“The kids of the ’70s were raised with films — ‘The Omen,’ ‘The Demon Seed’ — that put adult sensibilities into children,” said Ms. Casteix, whose group last week called for continued pursuit of Mr. Polanski at a demonstration in Los Angeles. “But a lot of changes in the ’80s, the Reagan era, made people look at their kids a little more and realize they were children.”

The expert is saying that the films of the 70s made children more adult-like, until Ronny Reagan rode in wearing a white hat to save the day.  How does that explain “An Education” (2009), “Tadpole” (2002) or “The Opposite of Sex” (1998)?  How does it explain “Wicked Little Things” (2006), “Them” (2006), “The Ring” (2002), “Whisper” (2002) or “Pet Sematary” (1989)?

Goofus and Gallant at the G-20

A few more demonstrations took place at the G-20 conference in Pittsburgh after my post of September 25. Most significantly, there was a peaceful march from Oakland to downtown (where I saw it) and then to the Northside, organized by seven or so groups and drawing from 2,000 to 4,000 people.

The contrast in coverage both locally and nationally between this peaceful display and the September 24 protests, the ones without permit which eventually led to 110 arrests and a dozen or so broken windows, created its own kind of ideological statement. As soon as the peaceful demonstration started to unfold, every news-gathering operation spun a cautionary contrast, a kind of “Goofus and Gallant” moment: Bad demonstrators in the marches without permits; good demonstrators at the large permitted parade. Some reports actually did a point by point comparison of the good and bad behavior, just as writer Garry Cleveland Myers and illustrator would do with Goofus and Gallant in the old Highlights magazine. (I understand that this series, dedicated to teaching social cues to children, still runs, and has graduated from black and white to computer graphics.)

The fly in this ointment, of course, is the fact that the Goofusards of the Pittsburgh G-20 didn’t do that much damage, virtually all of which was caused by one guy, and that the police in fact did arrest a few too many people at the unpermitted protests. Which is not to say I applaud the damage—in fact, I have always been a “gallant” proponent of nonviolent, non-destructive protest.

Some uncatalogued final G-20 thoughts:

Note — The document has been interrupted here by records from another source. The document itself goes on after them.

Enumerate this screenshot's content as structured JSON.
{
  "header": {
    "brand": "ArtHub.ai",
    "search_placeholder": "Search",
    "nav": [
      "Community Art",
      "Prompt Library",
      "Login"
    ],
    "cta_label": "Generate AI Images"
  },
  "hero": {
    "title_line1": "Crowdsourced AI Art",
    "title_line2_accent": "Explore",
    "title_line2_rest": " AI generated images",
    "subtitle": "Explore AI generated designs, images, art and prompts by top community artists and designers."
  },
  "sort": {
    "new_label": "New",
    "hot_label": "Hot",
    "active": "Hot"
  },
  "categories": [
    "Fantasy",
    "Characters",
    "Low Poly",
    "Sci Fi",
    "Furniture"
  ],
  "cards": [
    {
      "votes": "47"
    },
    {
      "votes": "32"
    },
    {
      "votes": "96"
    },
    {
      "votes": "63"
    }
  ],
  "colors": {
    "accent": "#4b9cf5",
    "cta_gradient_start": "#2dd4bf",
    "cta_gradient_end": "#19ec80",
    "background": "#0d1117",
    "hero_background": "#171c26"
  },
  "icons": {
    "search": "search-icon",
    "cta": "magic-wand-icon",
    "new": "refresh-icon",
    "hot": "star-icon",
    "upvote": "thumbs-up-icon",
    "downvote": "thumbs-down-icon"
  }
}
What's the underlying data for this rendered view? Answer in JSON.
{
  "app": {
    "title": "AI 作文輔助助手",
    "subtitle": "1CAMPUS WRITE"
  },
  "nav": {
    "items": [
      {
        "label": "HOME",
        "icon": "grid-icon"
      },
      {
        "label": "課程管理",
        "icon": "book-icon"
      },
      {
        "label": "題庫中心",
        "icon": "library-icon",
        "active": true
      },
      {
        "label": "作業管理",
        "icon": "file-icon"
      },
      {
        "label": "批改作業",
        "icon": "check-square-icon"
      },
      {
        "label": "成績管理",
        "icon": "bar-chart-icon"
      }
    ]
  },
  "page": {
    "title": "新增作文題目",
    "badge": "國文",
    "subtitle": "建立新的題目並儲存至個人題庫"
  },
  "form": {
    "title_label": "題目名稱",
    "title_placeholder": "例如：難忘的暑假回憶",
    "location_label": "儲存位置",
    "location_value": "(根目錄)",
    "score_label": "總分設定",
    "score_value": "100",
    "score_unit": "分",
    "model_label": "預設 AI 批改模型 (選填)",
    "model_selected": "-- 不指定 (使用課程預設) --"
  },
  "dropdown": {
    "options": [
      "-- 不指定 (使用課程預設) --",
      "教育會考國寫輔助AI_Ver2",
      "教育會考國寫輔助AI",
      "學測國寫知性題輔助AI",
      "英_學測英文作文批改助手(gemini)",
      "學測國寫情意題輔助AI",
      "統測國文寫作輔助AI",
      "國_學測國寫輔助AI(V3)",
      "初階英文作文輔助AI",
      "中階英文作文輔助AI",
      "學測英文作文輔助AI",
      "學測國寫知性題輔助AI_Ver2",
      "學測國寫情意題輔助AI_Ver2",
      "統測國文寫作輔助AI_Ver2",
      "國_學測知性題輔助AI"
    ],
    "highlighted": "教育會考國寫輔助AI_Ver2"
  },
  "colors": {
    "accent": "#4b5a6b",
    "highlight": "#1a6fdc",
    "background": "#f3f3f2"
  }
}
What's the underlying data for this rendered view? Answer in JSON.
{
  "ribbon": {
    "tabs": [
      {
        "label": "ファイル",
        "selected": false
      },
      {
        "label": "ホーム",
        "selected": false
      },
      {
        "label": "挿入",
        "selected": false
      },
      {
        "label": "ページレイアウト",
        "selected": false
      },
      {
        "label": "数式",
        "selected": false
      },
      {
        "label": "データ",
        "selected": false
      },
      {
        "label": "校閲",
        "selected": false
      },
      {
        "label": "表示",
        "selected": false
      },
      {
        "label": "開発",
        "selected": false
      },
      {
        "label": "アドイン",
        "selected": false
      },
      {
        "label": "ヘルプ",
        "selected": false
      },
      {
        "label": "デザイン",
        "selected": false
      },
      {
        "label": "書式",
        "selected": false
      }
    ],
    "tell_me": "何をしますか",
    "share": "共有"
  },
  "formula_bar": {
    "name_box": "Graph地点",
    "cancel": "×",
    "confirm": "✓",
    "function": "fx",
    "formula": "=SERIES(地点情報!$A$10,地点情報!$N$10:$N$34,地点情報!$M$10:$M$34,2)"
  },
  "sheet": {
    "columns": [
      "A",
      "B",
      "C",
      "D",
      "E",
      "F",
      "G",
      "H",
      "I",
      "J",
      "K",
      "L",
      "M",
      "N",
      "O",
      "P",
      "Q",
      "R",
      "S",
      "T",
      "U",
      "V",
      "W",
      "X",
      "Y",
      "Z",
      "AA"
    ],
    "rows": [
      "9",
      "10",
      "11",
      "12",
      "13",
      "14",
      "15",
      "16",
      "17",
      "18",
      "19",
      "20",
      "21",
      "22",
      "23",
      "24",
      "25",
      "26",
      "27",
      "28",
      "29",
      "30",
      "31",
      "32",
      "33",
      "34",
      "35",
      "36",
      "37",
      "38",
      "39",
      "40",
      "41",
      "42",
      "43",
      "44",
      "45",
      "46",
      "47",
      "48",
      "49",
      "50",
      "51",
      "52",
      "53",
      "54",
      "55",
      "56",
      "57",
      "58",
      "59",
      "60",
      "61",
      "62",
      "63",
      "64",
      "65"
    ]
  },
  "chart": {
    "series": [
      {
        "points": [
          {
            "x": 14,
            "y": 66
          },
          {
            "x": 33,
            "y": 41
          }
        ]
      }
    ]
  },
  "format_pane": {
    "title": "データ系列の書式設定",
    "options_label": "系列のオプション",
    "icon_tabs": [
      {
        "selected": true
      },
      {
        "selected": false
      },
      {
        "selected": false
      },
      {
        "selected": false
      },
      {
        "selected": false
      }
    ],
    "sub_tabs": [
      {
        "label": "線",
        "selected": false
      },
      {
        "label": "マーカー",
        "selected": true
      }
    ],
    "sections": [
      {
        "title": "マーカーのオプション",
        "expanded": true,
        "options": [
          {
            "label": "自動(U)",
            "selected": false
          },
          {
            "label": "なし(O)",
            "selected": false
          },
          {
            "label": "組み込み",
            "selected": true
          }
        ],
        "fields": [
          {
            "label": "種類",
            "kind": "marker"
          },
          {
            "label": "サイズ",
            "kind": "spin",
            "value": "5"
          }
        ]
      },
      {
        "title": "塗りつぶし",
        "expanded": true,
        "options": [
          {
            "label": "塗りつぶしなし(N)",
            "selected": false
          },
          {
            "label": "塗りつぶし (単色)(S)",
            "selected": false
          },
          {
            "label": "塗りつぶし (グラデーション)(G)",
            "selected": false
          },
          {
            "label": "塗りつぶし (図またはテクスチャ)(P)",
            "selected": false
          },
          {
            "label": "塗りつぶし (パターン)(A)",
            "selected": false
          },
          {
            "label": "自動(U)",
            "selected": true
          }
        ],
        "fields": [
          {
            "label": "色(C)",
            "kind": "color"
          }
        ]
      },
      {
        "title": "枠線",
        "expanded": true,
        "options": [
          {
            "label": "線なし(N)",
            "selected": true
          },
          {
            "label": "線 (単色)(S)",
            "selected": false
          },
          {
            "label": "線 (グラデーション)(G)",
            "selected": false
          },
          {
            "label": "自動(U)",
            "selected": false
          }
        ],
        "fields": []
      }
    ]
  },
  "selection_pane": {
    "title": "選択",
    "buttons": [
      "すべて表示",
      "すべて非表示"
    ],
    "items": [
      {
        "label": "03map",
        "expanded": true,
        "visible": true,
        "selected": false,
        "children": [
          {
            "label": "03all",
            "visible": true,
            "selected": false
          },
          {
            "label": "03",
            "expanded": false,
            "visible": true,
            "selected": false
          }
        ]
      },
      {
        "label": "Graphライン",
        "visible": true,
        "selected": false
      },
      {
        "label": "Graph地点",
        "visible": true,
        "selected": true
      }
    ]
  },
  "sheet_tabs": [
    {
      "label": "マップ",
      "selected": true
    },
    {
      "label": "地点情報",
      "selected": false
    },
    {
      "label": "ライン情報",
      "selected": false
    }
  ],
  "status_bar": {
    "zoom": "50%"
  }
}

  • The people who broke the windows of local operations of national chains are as uneducated to the facts as those who want a “public health insurance option” to compete with commercial insurers. In the case of many of the people who want a public option because they hate the commercial insurers, they don’t realize that it will likely create more business for the commercial insurers, because the government will almost assuredly contract with the commercials to provide the administrative and claims processing services for the public option. In the case of the people breaking windows of local Wendy’s and McDonald’s locations, they don’t realize that the owners of the establishments are not multinational corporations, but franchisees who are typically small business owners.
  • As I said, for the most part law enforcement officials did a good job, but it was definitely not necessary to line Grant Street with muzzled, but vicious-looking police dogs every eight feet or so during the “good” downtown demonstration. It was also a mistake to deploy forces to patrol this demonstration in such a way that it led to a shutdown of all downtown bus service for a period of several hours.